Scan the entries line by line and return those with "keyboard".
Segment Start: Material shown
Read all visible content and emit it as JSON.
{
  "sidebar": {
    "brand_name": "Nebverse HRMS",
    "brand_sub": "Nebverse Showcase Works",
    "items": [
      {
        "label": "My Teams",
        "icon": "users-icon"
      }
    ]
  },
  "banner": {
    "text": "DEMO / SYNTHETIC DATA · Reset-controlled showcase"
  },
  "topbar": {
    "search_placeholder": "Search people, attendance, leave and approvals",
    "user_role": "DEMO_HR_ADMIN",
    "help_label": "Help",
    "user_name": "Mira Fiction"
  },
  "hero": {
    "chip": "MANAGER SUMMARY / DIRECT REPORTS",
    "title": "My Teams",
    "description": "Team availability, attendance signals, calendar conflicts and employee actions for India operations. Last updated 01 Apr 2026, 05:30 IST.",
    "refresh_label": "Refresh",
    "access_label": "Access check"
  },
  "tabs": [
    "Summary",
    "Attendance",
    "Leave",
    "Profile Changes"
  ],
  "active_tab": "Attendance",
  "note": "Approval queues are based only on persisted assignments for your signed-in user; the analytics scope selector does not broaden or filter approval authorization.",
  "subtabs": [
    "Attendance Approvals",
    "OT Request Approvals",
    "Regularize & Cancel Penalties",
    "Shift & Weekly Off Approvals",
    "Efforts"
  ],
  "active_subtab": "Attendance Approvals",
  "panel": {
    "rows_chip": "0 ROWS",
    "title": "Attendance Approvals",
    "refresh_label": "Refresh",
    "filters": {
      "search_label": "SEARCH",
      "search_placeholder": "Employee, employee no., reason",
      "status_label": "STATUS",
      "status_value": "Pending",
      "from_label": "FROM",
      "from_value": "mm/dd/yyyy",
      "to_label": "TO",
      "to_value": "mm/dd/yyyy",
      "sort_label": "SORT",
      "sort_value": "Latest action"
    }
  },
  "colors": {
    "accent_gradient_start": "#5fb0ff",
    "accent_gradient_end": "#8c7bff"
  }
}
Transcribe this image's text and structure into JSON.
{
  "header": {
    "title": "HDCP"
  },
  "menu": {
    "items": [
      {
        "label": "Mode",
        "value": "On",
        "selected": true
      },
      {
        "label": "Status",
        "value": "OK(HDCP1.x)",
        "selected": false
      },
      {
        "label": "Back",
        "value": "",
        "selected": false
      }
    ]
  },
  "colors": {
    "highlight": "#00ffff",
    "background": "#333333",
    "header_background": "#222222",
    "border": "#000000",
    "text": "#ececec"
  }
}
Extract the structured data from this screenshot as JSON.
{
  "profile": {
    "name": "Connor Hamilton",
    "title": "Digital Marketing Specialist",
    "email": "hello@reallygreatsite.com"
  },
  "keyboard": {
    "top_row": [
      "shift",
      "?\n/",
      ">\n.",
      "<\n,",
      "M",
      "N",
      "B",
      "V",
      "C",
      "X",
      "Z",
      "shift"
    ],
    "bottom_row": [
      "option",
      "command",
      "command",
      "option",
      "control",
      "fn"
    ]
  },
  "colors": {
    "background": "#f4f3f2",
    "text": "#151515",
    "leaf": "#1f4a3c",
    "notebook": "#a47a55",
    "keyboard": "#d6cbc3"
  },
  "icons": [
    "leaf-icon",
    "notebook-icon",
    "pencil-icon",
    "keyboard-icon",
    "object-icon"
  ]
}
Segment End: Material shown
■ Task response:
  "keyboard": {
    "keyboard": "#d6cbc3"
    "keyboard-icon",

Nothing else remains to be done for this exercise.